#### TASK ITEM:
Pictures excluded, copy every record that follows exactly as it appears.

TASK MATERIAL below:

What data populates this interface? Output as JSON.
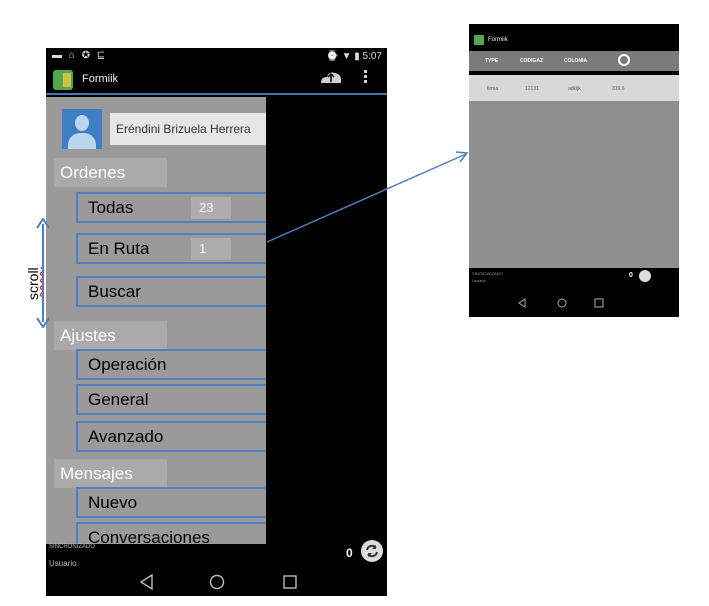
{
  "main_phone": {
    "status_time": "5:07",
    "app_title": "Formiik",
    "user_name": "Eréndini Brizuela Herrera",
    "sections": {
      "ordenes": {
        "title": "Ordenes",
        "items": [
          {
            "label": "Todas",
            "count": "23"
          },
          {
            "label": "En Ruta",
            "count": "1"
          },
          {
            "label": "Buscar"
          }
        ]
      },
      "ajustes": {
        "title": "Ajustes",
        "items": [
          {
            "label": "Operación"
          },
          {
            "label": "General"
          },
          {
            "label": "Avanzado"
          }
        ]
      },
      "mensajes": {
        "title": "Mensajes",
        "items": [
          {
            "label": "Nuevo"
          },
          {
            "label": "Conversaciones"
          }
        ]
      }
    },
    "bottom": {
      "sync_label": "SINCRONIZADO",
      "user_label": "Usuario",
      "pending_count": "0"
    }
  },
  "annotation": {
    "scroll_label": "scroll"
  },
  "small_phone": {
    "app_title": "Formiik",
    "columns": [
      "TYPE",
      "CODIGAZ",
      "COLONIA"
    ],
    "row": [
      "firma",
      "12131",
      "adkljk",
      "319.6"
    ],
    "sync_label": "SINCRONIZADO",
    "user_label": "Usuario",
    "pending_count": "0"
  },
  "colors": {
    "accent": "#4f7ec3",
    "drawer_bg": "#9a9a9a",
    "app_green": "#53a84d"
  }
}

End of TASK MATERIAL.

#### TASK RESULT:
What data populates this interface? Output as JSON.
{
  "main_phone": {
    "status_time": "5:07",
    "app_title": "Formiik",
    "user_name": "Eréndini Brizuela Herrera",
    "sections": {
      "ordenes": {
        "title": "Ordenes",
        "items": [
          {
            "label": "Todas",
            "count": "23"
          },
          {
            "label": "En Ruta",
            "count": "1"
          },
          {
            "label": "Buscar"
          }
        ]
      },
      "ajustes": {
        "title": "Ajustes",
        "items": [
          {
            "label": "Operación"
          },
          {
            "label": "General"
          },
          {
            "label": "Avanzado"
          }
        ]
      },
      "mensajes": {
        "title": "Mensajes",
        "items": [
          {
            "label": "Nuevo"
          },
          {
            "label": "Conversaciones"
          }
        ]
      }
    },
    "bottom": {
      "sync_label": "SINCRONIZADO",
      "user_label": "Usuario",
      "pending_count": "0"
    }
  },
  "annotation": {
    "scroll_label": "scroll"
  },
  "small_phone": {
    "app_title": "Formiik",
    "columns": [
      "TYPE",
      "CODIGAZ",
      "COLONIA"
    ],
    "row": [
      "firma",
      "12131",
      "adkljk",
      "319.6"
    ],
    "sync_label": "SINCRONIZADO",
    "user_label": "Usuario",
    "pending_count": "0"
  },
  "colors": {
    "accent": "#4f7ec3",
    "drawer_bg": "#9a9a9a",
    "app_green": "#53a84d"
  }
}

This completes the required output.